- Directions for this task
Write down each entry precisely as given.

Website and app data records
_ _ _ _ _
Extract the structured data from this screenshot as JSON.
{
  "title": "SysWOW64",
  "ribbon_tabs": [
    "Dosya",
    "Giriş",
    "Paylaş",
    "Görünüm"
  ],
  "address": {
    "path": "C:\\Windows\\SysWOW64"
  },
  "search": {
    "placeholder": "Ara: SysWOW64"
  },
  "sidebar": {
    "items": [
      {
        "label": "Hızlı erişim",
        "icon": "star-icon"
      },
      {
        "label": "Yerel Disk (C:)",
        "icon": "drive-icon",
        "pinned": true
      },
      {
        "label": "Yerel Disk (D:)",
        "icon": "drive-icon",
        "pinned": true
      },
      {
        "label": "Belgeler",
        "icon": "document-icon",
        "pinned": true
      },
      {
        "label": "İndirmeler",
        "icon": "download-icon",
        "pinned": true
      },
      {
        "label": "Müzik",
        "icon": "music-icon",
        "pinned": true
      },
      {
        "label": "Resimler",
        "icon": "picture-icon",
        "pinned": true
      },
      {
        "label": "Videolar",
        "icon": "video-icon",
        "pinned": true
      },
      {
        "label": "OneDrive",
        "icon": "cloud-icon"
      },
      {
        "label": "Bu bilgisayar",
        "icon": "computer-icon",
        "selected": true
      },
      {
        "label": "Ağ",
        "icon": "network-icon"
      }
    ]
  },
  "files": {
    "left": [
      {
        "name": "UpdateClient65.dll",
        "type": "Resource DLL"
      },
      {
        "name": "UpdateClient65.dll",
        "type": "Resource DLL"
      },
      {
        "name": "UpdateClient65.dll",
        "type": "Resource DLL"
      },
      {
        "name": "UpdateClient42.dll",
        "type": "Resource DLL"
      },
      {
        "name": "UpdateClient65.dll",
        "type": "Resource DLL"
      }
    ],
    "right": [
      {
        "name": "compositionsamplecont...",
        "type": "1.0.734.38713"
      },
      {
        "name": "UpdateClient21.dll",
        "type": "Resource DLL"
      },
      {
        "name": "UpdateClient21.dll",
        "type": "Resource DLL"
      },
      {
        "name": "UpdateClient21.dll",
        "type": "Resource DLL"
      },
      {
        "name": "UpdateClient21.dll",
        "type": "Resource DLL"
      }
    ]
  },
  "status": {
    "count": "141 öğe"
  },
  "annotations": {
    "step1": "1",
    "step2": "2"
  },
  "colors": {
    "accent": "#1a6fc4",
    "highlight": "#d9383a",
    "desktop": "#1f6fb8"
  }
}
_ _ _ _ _
- Answer for the task
Extract the structured data from this screenshot as JSON.
{
  "title": "SysWOW64",
  "ribbon_tabs": [
    "Dosya",
    "Giriş",
    "Paylaş",
    "Görünüm"
  ],
  "address": {
    "path": "C:\\Windows\\SysWOW64"
  },
  "search": {
    "placeholder": "Ara: SysWOW64"
  },
  "sidebar": {
    "items": [
      {
        "label": "Hızlı erişim",
        "icon": "star-icon"
      },
      {
        "label": "Yerel Disk (C:)",
        "icon": "drive-icon",
        "pinned": true
      },
      {
        "label": "Yerel Disk (D:)",
        "icon": "drive-icon",
        "pinned": true
      },
      {
        "label": "Belgeler",
        "icon": "document-icon",
        "pinned": true
      },
      {
        "label": "İndirmeler",
        "icon": "download-icon",
        "pinned": true
      },
      {
        "label": "Müzik",
        "icon": "music-icon",
        "pinned": true
      },
      {
        "label": "Resimler",
        "icon": "picture-icon",
        "pinned": true
      },
      {
        "label": "Videolar",
        "icon": "video-icon",
        "pinned": true
      },
      {
        "label": "OneDrive",
        "icon": "cloud-icon"
      },
      {
        "label": "Bu bilgisayar",
        "icon": "computer-icon",
        "selected": true
      },
      {
        "label": "Ağ",
        "icon": "network-icon"
      }
    ]
  },
  "files": {
    "left": [
      {
        "name": "UpdateClient65.dll",
        "type": "Resource DLL"
      },
      {
        "name": "UpdateClient65.dll",
        "type": "Resource DLL"
      },
      {
        "name": "UpdateClient65.dll",
        "type": "Resource DLL"
      },
      {
        "name": "UpdateClient42.dll",
        "type": "Resource DLL"
      },
      {
        "name": "UpdateClient65.dll",
        "type": "Resource DLL"
      }
    ],
    "right": [
      {
        "name": "compositionsamplecont...",
        "type": "1.0.734.38713"
      },
      {
        "name": "UpdateClient21.dll",
        "type": "Resource DLL"
      },
      {
        "name": "UpdateClient21.dll",
        "type": "Resource DLL"
      },
      {
        "name": "UpdateClient21.dll",
        "type": "Resource DLL"
      },
      {
        "name": "UpdateClient21.dll",
        "type": "Resource DLL"
      }
    ]
  },
  "status": {
    "count": "141 öğe"
  },
  "annotations": {
    "step1": "1",
    "step2": "2"
  },
  "colors": {
    "accent": "#1a6fc4",
    "highlight": "#d9383a",
    "desktop": "#1f6fb8"
  }
}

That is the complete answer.